Parroting this misguided sentiment, the Indian Medical Association pronounced electronic cigarettes are like any other tobacco product and just as harmful, while the anti-tobacco lobby, a section of which was caught red-handed accepting illegal funds from Bloomberg Charities, got into the act by clamoring for vape bans. Media has played a role too, publishing anti-vaping propaganda and jumping on every half-baked study they can find, driven by a moralistic urge to oppose Big Tobacco while wholly discounting the fact that vaping is still largely a people-led, grassroots movement.
The effect of this squeezing from all sides has been that vaping is yet to really take off in India, with not more than 200,000 vapers at present. These are not a cohesive lot either, most purchasing gear and e-liquids from sites abroad or from street side tobacconists who sell juices of dubious quality. Organizing a resistance in this environment has thus been an uphill task. But organize we did, and some serious work has taken place in this regard.
In June 2016 after the Karnataka ban, a few vapers got together to form an advocacy platform, Association of Vapers India (AVI), to fight back against the bans and create awareness about this safer alternative. We have since mounted a legal challenge to the vape bans in Karnataka and Jammu & Kashmir states, and are planning to intervene in a case on vaping filed in New Delhi which involves the central government. The hope is to make lawmakers aware through the judiciary that limiting choices — safer choices — impinges on the rights of citizens, especially when they are faced with dire consequences in their absence.
This will be a make or break year for India’s vapers: the central government will pronounce its verdict, and the WHO’s COP8 meeting will signal the treatment vaping is met with globally.
What India needs right now is intervention on a global scale, mostly from governments that have recognized that the problem is the nicotine delivery mechanism, but also from researchers, advocates, manufacturers and vapers who, whether they realise or not, all have a stake in the direction this country takes. We also need credible local research, effective awareness programs and strident PR to make our case. And the need for industry standards that keep these new nicotine products out of the hands of children and ensure they are safe for use cannot be overstated.
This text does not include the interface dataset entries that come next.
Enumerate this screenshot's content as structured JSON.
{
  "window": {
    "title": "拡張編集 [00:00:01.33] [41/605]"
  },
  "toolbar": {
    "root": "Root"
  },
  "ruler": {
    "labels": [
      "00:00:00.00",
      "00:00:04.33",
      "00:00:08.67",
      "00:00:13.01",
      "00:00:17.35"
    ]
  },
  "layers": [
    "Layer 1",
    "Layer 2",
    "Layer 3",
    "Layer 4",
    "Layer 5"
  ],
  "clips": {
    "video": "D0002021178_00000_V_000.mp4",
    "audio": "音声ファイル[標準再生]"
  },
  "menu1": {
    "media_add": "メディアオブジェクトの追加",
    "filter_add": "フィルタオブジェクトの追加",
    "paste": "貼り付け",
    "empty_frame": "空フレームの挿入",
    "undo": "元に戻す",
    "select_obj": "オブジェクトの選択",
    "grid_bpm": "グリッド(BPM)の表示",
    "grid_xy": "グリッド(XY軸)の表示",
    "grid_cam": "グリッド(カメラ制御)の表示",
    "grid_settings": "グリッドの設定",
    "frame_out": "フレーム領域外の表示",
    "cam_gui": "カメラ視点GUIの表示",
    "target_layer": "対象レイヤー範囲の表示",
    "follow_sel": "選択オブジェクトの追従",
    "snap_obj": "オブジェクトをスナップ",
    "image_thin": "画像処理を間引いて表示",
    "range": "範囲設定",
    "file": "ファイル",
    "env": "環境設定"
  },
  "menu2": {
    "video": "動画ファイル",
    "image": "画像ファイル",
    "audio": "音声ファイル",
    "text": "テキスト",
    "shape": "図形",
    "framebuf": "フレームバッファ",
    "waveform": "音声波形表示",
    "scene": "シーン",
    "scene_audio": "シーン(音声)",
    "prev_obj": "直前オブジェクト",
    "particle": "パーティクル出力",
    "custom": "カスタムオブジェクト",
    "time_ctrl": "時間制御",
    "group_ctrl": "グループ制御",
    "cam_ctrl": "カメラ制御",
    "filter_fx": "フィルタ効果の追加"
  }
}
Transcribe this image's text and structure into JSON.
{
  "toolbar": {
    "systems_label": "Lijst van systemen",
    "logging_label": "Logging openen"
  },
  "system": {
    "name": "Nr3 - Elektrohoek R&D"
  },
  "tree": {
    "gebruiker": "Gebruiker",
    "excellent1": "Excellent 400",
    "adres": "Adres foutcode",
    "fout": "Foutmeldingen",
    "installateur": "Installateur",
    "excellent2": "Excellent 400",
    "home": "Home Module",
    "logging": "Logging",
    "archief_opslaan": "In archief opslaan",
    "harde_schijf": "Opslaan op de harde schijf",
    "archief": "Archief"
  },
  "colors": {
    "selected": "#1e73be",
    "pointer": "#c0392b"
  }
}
This will be a make or break year for India’s vapers: the central government will pronounce its verdict, and the WHO’s COP8 meeting will signal the treatment vaping is met with globally. Also for most Asian countries, whose vape association representatives I met recently in Bangkok as part of the INNCO (International Network of Nicotine Consumer Organisations) Asia Pacific initiative. There are peculiarities between these countries, but also a common thread of governments considering bans and intense WHO pressure, which necessitates collective pushback.
This region has the highest number of smokers in the world and needs safer alternatives the most, but it’s also where the science deniers have dug in their heels the deepest, making it ground zero for the battle to save vaping. Let us do all we can to win it.